One could be forgiven for thinking that the Health White Paper will inaugurate a completely new dawn. It doesn’t. Many of Lansley’s initiatives are resuscitated Labour policies: taxes on alcohol and tobacco and incentivising healthy living through choice are tried and tested formulas that have had limited past success in every field bar raising revenue.
Lansley’s White Paper is not a testament of radicalism, but it is quietly revolutionary nonetheless. Of all government ministers, Lansley has the best lines in the language of decentralisation. His actions realise his words. He has already taken GPs commissioning from central NHS Trust managers. Now he has decided to take responsibility for public health from the NHS and give it to local councils. Alas, the money is to be ring-fenced, so there is no immediate incentive for local government to improve both delivery and efficiency. ConHome’s Councillor Harry Phibbs bemoans this state of affairs.
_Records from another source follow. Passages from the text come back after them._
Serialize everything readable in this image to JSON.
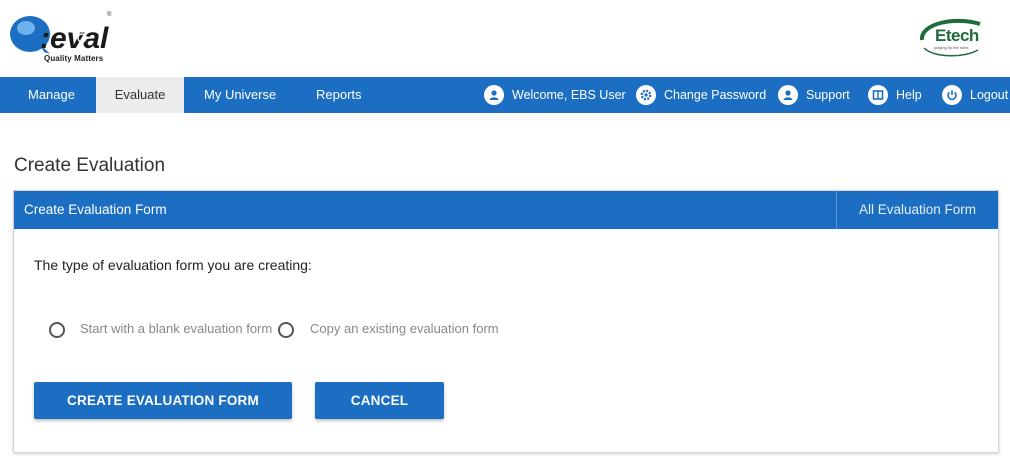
{
  "brand": {
    "logo_text": "Q-eval",
    "tagline": "Quality Matters",
    "partner_logo_text": "Etech",
    "partner_tagline": "playing by the rules"
  },
  "nav": {
    "items": [
      {
        "label": "Manage"
      },
      {
        "label": "Evaluate"
      },
      {
        "label": "My Universe"
      },
      {
        "label": "Reports"
      }
    ],
    "active": "Evaluate"
  },
  "utility": {
    "welcome": "Welcome, EBS User",
    "change_password": "Change Password",
    "support": "Support",
    "help": "Help",
    "logout": "Logout"
  },
  "page": {
    "title": "Create Evaluation"
  },
  "panel": {
    "title": "Create Evaluation Form",
    "link": "All Evaluation Form",
    "question": "The type of evaluation form you are creating:",
    "options": [
      {
        "label": "Start with a blank evaluation form",
        "selected": false
      },
      {
        "label": "Copy an existing evaluation form",
        "selected": false
      }
    ],
    "buttons": {
      "create": "CREATE EVALUATION FORM",
      "cancel": "CANCEL"
    }
  },
  "colors": {
    "primary": "#1b6ec2",
    "active_tab_bg": "#ececec",
    "muted_text": "#888888"
  }
}
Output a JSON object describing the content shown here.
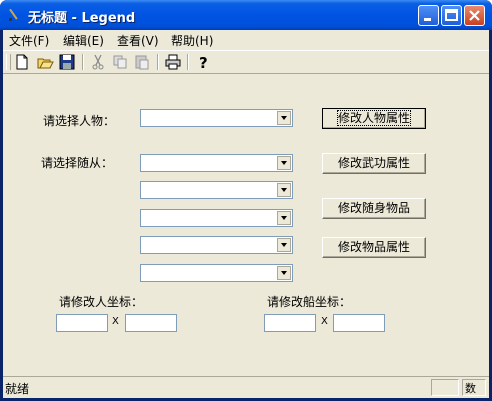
{
  "window": {
    "title": "无标题 - Legend"
  },
  "menu": {
    "items": [
      {
        "label": "文件(F)"
      },
      {
        "label": "编辑(E)"
      },
      {
        "label": "查看(V)"
      },
      {
        "label": "帮助(H)"
      }
    ]
  },
  "toolbar": {
    "icons": [
      "new-file-icon",
      "open-folder-icon",
      "save-icon",
      "cut-icon",
      "copy-icon",
      "paste-icon",
      "print-icon",
      "help-icon"
    ]
  },
  "form": {
    "character_label": "请选择人物：",
    "followers_label": "请选择随从：",
    "edit_character_button": "修改人物属性",
    "edit_martial_button": "修改武功属性",
    "edit_follower_items_button": "修改随身物品",
    "edit_items_button": "修改物品属性",
    "person_coord_label": "请修改人坐标：",
    "ship_coord_label": "请修改船坐标：",
    "coord_separator": "X"
  },
  "status": {
    "text": "就绪",
    "pane2": "数"
  },
  "colors": {
    "title_blue": "#0054e3",
    "face": "#ece9d8",
    "close_red": "#c9401f"
  }
}
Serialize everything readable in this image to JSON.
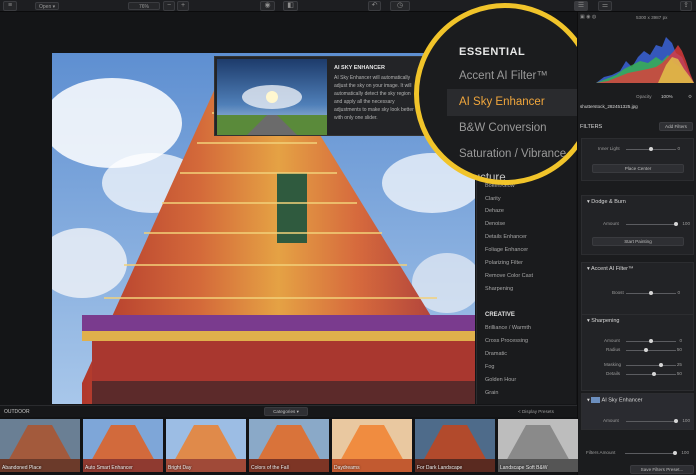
{
  "toolbar": {
    "open_label": "Open",
    "zoom_value": "76%",
    "zoom_minus": "−",
    "zoom_plus": "+",
    "right_readout": "5300 x 3987 px"
  },
  "tooltip": {
    "title": "AI SKY ENHANCER",
    "body": "AI Sky Enhancer will automatically adjust the sky on your image. It will automatically detect the sky region and apply all the necessary adjustments to make sky look better with only one slider."
  },
  "magnifier": {
    "heading": "ESSENTIAL",
    "items": [
      "Accent AI Filter™",
      "AI Sky Enhancer",
      "B&W Conversion",
      "Saturation / Vibrance"
    ],
    "subheading": "Structure"
  },
  "filter_menu": {
    "items_top": [
      "Bokeh/Glow",
      "Clarity",
      "Dehaze",
      "Denoise",
      "Details Enhancer",
      "Foliage Enhancer",
      "Polarizing Filter",
      "Remove Color Cast",
      "Sharpening"
    ],
    "creative_heading": "CREATIVE",
    "items_creative": [
      "Brilliance / Warmth",
      "Cross Processing",
      "Dramatic",
      "Fog",
      "Golden Hour",
      "Grain"
    ]
  },
  "right_panel": {
    "file_name": "shutterstock_282451325.jpg",
    "opacity_label": "Opacity",
    "opacity_value": "100%",
    "filters_label": "FILTERS",
    "add_filters": "Add Filters",
    "vignette": {
      "label": "Inner Light",
      "value": "0",
      "value_fraction": 0.5,
      "button": "Place Center"
    },
    "dodge_burn": {
      "title": "Dodge & Burn",
      "amount_label": "Amount",
      "amount_value": "100",
      "amount_fraction": 1.0,
      "button": "Start Painting"
    },
    "accent_ai": {
      "title": "Accent AI Filter™",
      "boost_label": "Boost",
      "boost_value": "0",
      "boost_fraction": 0.5
    },
    "sharpening": {
      "title": "Sharpening",
      "rows": [
        {
          "label": "Amount",
          "value": "0",
          "fraction": 0.5
        },
        {
          "label": "Radius",
          "value": "50",
          "fraction": 0.4
        },
        {
          "label": "Masking",
          "value": "25",
          "fraction": 0.7
        },
        {
          "label": "Details",
          "value": "50",
          "fraction": 0.55
        }
      ]
    },
    "sky": {
      "title": "AI Sky Enhancer",
      "amount_label": "Amount",
      "amount_value": "100",
      "amount_fraction": 1.0
    },
    "filters_amount_label": "Filters Amount",
    "filters_amount_value": "100",
    "filters_amount_fraction": 1.0,
    "save_preset": "Save Filters Preset..."
  },
  "looks": {
    "category": "OUTDOOR",
    "categories_label": "Categories",
    "display_presets": "< Display Presets",
    "items": [
      "Abandoned Place",
      "Auto Smart Enhancer",
      "Bright Day",
      "Colors of the Fall",
      "Daydreams",
      "For Dark Landscape",
      "Landscape Soft B&W"
    ]
  }
}
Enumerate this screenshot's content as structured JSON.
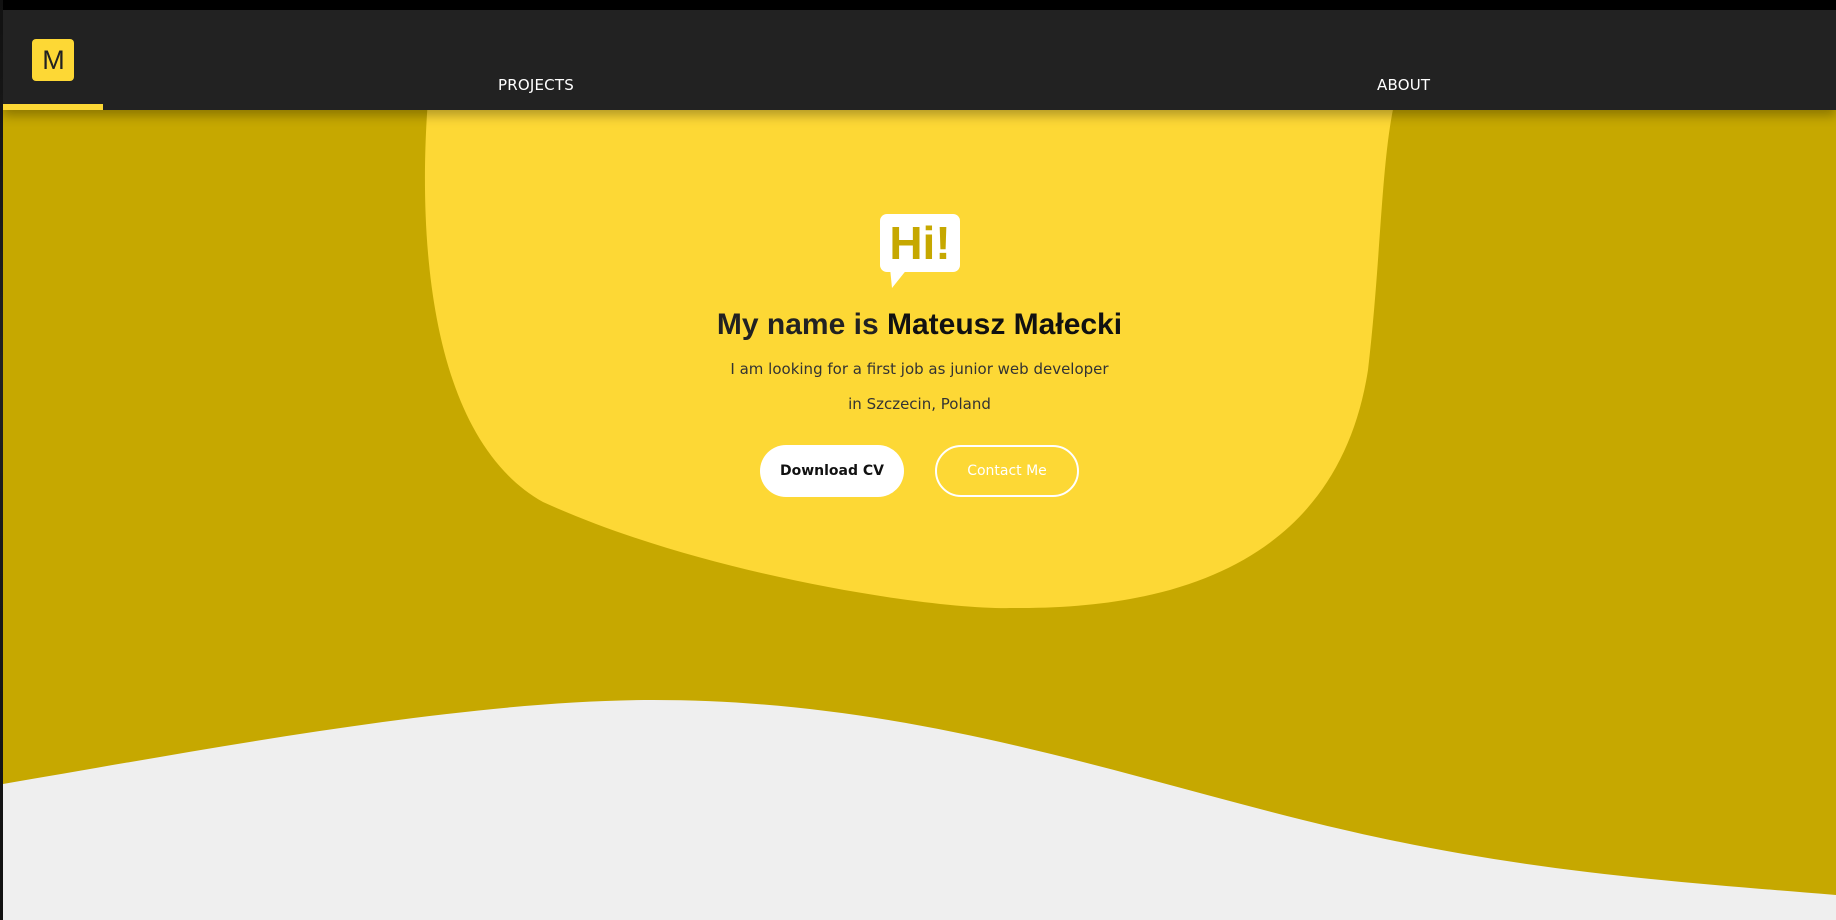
{
  "colors": {
    "accent_yellow": "#fdd835",
    "mustard_background": "#c6a800",
    "navbar": "#222222",
    "light_section": "#efefef"
  },
  "navbar": {
    "logo_text": "M",
    "links": [
      {
        "label": "PROJECTS"
      },
      {
        "label": "ABOUT"
      }
    ]
  },
  "hero": {
    "icon": "hi-speech-bubble-icon",
    "icon_text": "Hi!",
    "title_prefix": "My name is",
    "title_name": "Mateusz Małecki",
    "subtitle_line1": "I am looking for a first job as junior web developer",
    "subtitle_line2": "in Szczecin, Poland",
    "download_cv_label": "Download CV",
    "contact_me_label": "Contact Me"
  }
}
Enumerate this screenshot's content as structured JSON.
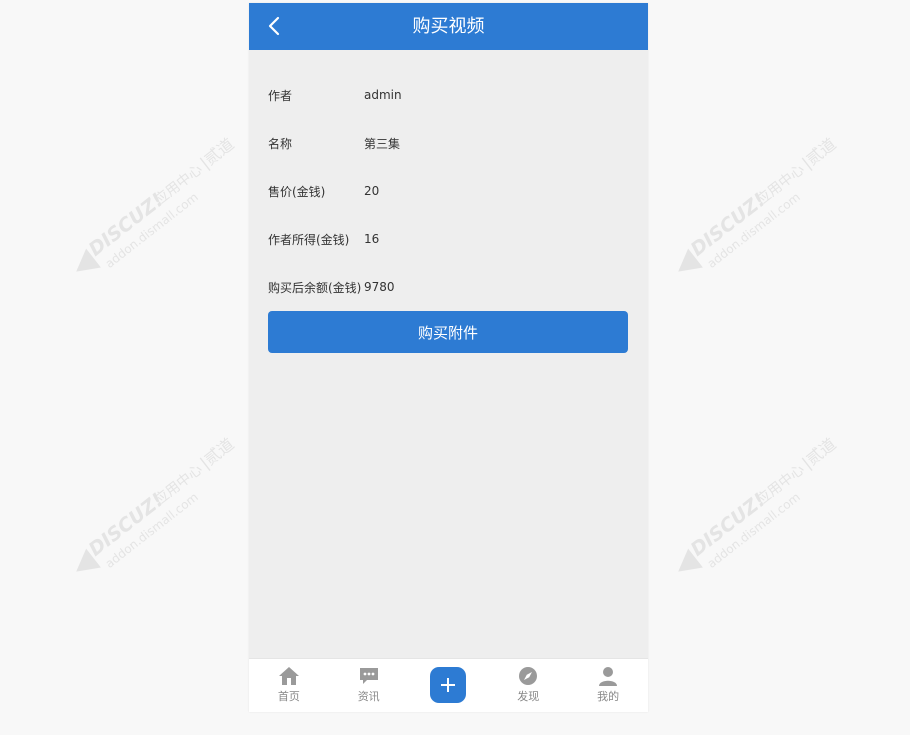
{
  "header": {
    "title": "购买视频",
    "back_icon": "chevron-left-icon"
  },
  "info_rows": [
    {
      "label": "作者",
      "value": "admin"
    },
    {
      "label": "名称",
      "value": "第三集"
    },
    {
      "label": "售价(金钱)",
      "value": "20"
    },
    {
      "label": "作者所得(金钱)",
      "value": "16"
    },
    {
      "label": "购买后余额(金钱)",
      "value": "9780"
    }
  ],
  "buy_button": {
    "label": "购买附件"
  },
  "tabbar": {
    "items": [
      {
        "label": "首页",
        "icon": "home-icon"
      },
      {
        "label": "资讯",
        "icon": "chat-icon"
      },
      {
        "label": "",
        "icon": "plus-icon"
      },
      {
        "label": "发现",
        "icon": "compass-icon"
      },
      {
        "label": "我的",
        "icon": "user-icon"
      }
    ]
  },
  "watermark": {
    "brand": "DISCUZ!",
    "text_cn": "应用中心",
    "site": "addon.dismall.com",
    "suffix": "贰道"
  },
  "colors": {
    "accent": "#2d7bd3",
    "page_bg": "#eeeeee",
    "tab_label": "#888888"
  }
}
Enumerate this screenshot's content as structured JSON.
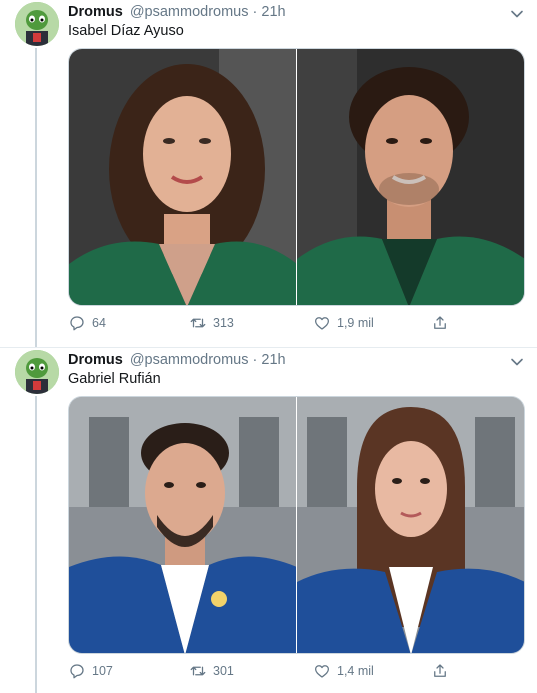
{
  "tweets": [
    {
      "author_name": "Dromus",
      "author_handle": "@psammodromus",
      "separator": "·",
      "time": "21h",
      "text": "Isabel Díaz Ayuso",
      "replies": "64",
      "retweets": "313",
      "likes": "1,9 mil"
    },
    {
      "author_name": "Dromus",
      "author_handle": "@psammodromus",
      "separator": "·",
      "time": "21h",
      "text": "Gabriel Rufián",
      "replies": "107",
      "retweets": "301",
      "likes": "1,4 mil"
    }
  ],
  "colors": {
    "secondary_text": "#657786",
    "divider": "#e6ecf0",
    "thread_line": "#ccd6dd"
  },
  "icons": [
    "chevron-down-icon",
    "reply-icon",
    "retweet-icon",
    "like-icon",
    "share-icon"
  ]
}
There is the age old irony that Lansley has had to centralise to decentralise; and the fundamental structure of British healthcare remains sacrosanct. But, essentially, the Department of Health is embarking on what used to be termed the post-bureaucratic age.